Consider a child who loves to paint. His creative enthusiasm is strongly supported by his family and teachers with lessons and rigid instruction. Soon he doesn’t want to paint because others are telling him what and how to paint. His artwork becomes a chore. His art supplies then sit unused.
Or consider a budding athlete, clearly gifted in her skill and enjoyment of about any kind of game of physical prowess. Well-meaning adults provide her with the best coaches and extra training. Yet eventually she wanders off the playing fields, finding where her less talented peers are parking their bikes to play informally. A child with such promise might end up never playing organized sports.
Kids like these love to pursue what they love regardless of whether they perform to adults’ expectations. They find joy in being involved in something that feels personally fulfilling. That’s all they want when they first discover their passions. The joy of finding and immersing themselves in the free self-expression and social interplay supplies plenty of motivation to continue the activity and excel.
Now consider that every child is being taught the same “fundamentals” of reading and writing in school. and mastering literacy includes things for which an across-the-board target of proficiency has been set for every child. As a society we uniformly want them all to be solidly proficient in literacy, the ULTIMATE educational goal.
I’ve shared the above data in this blog before, showing how American children have been doing for the past almost 30 years in reading proficiency. You can see that nearly two-thirds of our kids have failed to reach proficient levels by the 4th grade. A full one-third of 10-year-olds are actually rated below even the basic level.
In the second graphic above, the Louisville Growing Readers project has broken more recent NAEP yearly results into four groups. It partitions kids’ scores by whether they have reported to owning 100+ books in their homes or not, and then by which kids choose to read self-selected books nearly every day and which don’t. With those distinctions, clear achievement sub-patterns emerge.
Here we see that nearly 75 percent of kids with both 100 or more books in the home and choosing to read self-selected books for personal enjoyment just about every day are scoring at or above the Proficient level on the National Assessment of Educational Progress.
This suggests two adjustments from how we’ve been teaching reading to children for the past 30 years. We must infuse reading instruction with the opportunity for kids to find joy in learning. We must offer kids:
- Book Choice. Increase the easy availability of kid-appealing books in children’s homes and classrooms.
- Daily FUN Reading time. Encourage a “culture of reading” in schools and at home by providing time for consistent daily enjoyment of self-selected reading material.

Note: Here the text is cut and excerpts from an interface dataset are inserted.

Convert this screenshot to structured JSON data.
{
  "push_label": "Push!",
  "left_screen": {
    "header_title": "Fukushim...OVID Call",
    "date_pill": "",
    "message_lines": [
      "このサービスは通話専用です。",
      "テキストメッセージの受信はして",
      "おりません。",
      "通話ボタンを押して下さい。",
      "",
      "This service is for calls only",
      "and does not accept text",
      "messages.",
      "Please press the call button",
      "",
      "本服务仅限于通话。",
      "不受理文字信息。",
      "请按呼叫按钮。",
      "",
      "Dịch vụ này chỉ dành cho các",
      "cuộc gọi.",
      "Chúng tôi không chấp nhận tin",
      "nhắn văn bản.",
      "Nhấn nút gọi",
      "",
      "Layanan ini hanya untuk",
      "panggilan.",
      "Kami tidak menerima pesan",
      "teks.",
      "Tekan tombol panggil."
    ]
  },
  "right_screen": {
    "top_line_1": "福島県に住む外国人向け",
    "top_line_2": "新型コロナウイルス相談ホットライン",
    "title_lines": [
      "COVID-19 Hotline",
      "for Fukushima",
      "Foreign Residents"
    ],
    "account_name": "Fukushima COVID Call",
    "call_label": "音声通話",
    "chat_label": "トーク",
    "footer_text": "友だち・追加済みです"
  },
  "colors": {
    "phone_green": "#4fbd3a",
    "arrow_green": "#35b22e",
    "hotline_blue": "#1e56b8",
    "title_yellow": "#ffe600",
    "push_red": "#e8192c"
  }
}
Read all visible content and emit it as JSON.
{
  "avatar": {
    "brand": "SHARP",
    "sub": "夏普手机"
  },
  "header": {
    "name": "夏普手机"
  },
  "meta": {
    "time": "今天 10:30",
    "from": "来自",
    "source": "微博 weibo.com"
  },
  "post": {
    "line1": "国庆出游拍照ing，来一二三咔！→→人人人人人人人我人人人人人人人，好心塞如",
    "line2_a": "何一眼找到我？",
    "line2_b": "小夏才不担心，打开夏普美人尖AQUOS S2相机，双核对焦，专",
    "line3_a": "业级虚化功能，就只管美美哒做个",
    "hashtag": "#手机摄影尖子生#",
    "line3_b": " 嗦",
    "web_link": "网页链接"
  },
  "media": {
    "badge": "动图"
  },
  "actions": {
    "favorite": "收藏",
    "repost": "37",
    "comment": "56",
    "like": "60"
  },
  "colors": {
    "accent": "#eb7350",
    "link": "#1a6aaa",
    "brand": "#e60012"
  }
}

This simple solution is worthy of our attention because it suggests we can nearly double the number of children doing well in this most important outcome of public education.